> [The problem]
Find how many lines of the listing include the string "this", and report only that figure.

> [Provided records]
+--
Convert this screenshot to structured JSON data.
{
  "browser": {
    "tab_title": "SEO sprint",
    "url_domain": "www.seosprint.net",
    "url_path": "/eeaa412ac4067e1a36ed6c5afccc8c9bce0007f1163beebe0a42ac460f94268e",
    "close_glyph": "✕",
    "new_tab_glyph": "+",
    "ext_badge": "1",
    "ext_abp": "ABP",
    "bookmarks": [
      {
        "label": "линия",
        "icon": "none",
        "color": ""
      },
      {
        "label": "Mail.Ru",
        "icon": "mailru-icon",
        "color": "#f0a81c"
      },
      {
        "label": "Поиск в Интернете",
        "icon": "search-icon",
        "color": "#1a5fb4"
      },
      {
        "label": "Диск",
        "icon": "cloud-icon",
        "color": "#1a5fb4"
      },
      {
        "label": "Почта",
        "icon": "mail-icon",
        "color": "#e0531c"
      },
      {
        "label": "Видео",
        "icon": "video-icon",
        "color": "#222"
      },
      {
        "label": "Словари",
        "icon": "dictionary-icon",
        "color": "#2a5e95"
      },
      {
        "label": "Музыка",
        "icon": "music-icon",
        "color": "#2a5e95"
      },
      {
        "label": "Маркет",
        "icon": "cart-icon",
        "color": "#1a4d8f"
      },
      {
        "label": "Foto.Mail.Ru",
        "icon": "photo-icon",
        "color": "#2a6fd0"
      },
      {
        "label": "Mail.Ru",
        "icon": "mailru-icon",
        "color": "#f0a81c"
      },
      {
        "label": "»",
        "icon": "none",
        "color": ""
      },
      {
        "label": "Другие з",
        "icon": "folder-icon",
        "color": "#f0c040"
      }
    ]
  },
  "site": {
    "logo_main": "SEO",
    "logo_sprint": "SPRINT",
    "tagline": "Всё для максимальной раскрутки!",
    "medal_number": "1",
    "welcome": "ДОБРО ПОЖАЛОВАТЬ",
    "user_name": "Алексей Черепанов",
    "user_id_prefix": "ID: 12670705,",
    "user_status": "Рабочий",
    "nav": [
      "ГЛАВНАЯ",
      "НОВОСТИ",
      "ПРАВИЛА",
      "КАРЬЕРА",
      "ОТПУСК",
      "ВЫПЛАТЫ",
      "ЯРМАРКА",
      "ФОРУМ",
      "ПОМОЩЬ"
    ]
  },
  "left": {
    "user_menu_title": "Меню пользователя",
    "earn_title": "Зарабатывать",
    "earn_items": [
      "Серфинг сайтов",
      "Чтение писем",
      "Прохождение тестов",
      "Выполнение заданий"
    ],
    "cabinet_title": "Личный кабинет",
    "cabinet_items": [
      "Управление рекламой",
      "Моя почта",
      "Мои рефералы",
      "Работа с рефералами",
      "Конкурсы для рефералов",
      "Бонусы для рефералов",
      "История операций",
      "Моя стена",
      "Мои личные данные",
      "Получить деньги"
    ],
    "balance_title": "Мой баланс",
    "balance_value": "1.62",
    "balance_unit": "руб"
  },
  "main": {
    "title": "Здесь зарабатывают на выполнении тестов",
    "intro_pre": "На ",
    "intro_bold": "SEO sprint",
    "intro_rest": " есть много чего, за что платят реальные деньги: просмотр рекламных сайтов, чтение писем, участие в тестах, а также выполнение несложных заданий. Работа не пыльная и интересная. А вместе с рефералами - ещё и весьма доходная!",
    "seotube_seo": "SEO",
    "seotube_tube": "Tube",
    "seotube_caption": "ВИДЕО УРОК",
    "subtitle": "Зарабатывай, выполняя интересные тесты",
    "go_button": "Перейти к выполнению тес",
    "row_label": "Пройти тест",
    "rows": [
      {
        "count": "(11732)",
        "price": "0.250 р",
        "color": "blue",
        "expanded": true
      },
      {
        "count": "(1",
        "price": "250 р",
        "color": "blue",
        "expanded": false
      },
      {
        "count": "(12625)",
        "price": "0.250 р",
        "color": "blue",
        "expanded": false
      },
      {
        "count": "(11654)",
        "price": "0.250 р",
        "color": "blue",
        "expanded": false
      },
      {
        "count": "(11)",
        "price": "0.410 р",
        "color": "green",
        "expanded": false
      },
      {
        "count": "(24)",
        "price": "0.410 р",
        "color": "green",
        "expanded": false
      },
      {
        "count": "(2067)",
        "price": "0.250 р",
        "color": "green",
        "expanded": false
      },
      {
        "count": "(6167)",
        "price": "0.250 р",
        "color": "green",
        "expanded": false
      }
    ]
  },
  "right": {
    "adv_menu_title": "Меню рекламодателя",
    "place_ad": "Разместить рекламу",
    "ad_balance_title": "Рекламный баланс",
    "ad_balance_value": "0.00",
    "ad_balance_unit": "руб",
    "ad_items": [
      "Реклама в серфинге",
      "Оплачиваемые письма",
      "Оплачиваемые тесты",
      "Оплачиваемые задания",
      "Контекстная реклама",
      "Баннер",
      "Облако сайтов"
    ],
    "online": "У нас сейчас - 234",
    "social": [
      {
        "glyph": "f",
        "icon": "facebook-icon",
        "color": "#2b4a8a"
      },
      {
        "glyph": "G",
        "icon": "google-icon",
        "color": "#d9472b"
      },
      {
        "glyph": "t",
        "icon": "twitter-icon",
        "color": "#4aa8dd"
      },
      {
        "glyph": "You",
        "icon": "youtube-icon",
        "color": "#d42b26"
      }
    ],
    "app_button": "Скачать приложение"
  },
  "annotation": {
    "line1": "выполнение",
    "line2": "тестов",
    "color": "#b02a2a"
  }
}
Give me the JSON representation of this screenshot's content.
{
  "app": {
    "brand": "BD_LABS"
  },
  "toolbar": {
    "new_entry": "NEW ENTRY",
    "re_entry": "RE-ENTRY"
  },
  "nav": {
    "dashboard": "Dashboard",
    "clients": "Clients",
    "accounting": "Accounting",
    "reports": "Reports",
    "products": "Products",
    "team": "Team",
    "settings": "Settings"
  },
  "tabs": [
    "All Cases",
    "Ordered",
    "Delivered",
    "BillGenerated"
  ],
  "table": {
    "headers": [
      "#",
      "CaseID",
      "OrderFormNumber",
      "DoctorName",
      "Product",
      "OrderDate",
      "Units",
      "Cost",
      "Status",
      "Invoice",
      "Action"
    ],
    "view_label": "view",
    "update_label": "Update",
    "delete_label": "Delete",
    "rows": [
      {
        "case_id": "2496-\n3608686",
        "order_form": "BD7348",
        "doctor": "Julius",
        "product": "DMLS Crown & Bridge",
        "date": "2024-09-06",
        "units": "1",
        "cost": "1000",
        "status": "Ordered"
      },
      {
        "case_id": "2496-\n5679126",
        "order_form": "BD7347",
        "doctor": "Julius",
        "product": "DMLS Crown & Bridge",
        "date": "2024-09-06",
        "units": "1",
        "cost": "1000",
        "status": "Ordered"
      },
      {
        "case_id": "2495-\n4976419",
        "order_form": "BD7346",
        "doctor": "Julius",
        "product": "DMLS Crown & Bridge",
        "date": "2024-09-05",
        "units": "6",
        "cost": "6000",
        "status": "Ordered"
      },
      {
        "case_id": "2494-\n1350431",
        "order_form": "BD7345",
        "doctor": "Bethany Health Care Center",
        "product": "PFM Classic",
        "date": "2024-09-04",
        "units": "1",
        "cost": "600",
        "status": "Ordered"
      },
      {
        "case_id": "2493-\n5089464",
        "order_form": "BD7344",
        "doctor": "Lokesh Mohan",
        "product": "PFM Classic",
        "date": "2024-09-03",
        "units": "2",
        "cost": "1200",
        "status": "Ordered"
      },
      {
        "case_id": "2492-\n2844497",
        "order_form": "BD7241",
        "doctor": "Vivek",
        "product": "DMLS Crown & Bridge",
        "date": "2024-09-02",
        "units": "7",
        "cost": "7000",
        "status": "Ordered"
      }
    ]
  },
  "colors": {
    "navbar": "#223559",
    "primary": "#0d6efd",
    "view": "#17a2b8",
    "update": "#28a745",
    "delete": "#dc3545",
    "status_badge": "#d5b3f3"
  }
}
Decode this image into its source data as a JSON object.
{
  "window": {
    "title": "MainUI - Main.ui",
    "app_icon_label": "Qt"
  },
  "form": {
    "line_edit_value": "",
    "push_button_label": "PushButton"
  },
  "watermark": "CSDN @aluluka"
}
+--
> [Reply to the exercise]
3